Break Point, directed by Jay Karas
I Believe in Unicorns, directed by Leah Meyerhoff
Joe, directed by David Gordon Green
Day seven at SXSW was bookended by two films dealing with troubled boys looking for surrogate fathers. In between, a teenaged girl, desperate to get away from a life of caring for her wheelchair bound mother, takes off with an older boy.
In most respects, the Jeremy Sisto vehicle Break Point is a conventional sports dramedy. Sisto plays a talented but obnoxious tennis pro who has to reconcile with his estranged brother (David Walton) since no one else will partner with him. What we need to know about tennis can be summed up in one sentence for each brother. Sisto's character leads the qualifying circuit in aces and double faults. His brother once volleyed for five minutes to win a single point by waiting for his opponent to make a mistake.
We know from the start that the brothers will each have to become a little more like the other, but the formula is slightly complicated by a middle school student who latches on to Walton's character after he does a substitute teaching gig. The boy lives with his grandmother, claiming to be an orphan, and it is clear that he also needs to be a little bit like both brothers. Nearly everything I said about Chef applies to Break Point as well. The adult-child interactions are the best parts, and it is surprisingly sweet for the eighty percent that is not needlessly crass.
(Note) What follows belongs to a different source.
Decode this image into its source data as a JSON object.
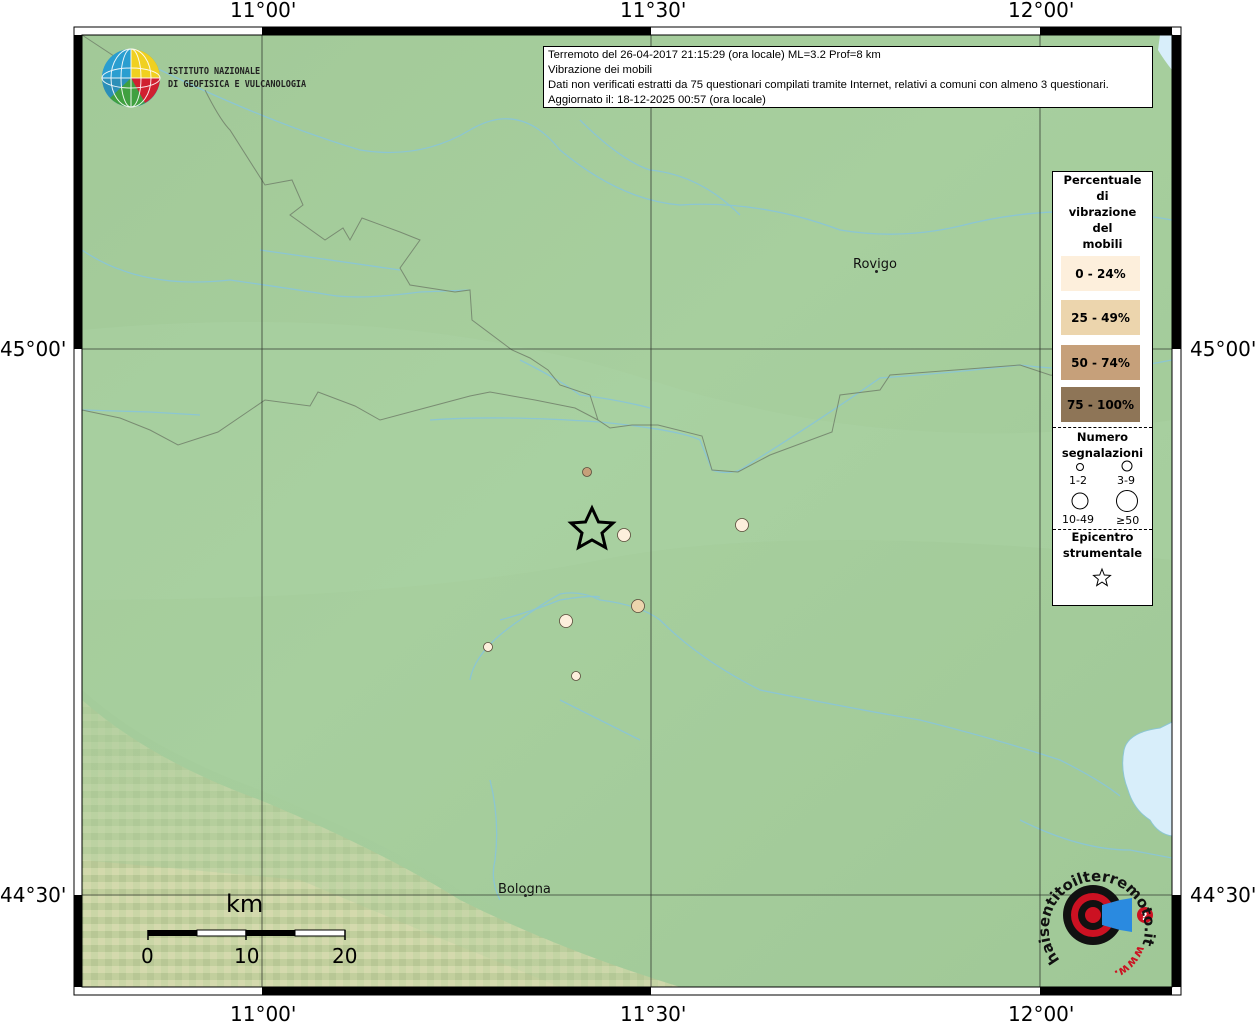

Sisto's character is a prototypical example of the emotionally arrested man-child who ...1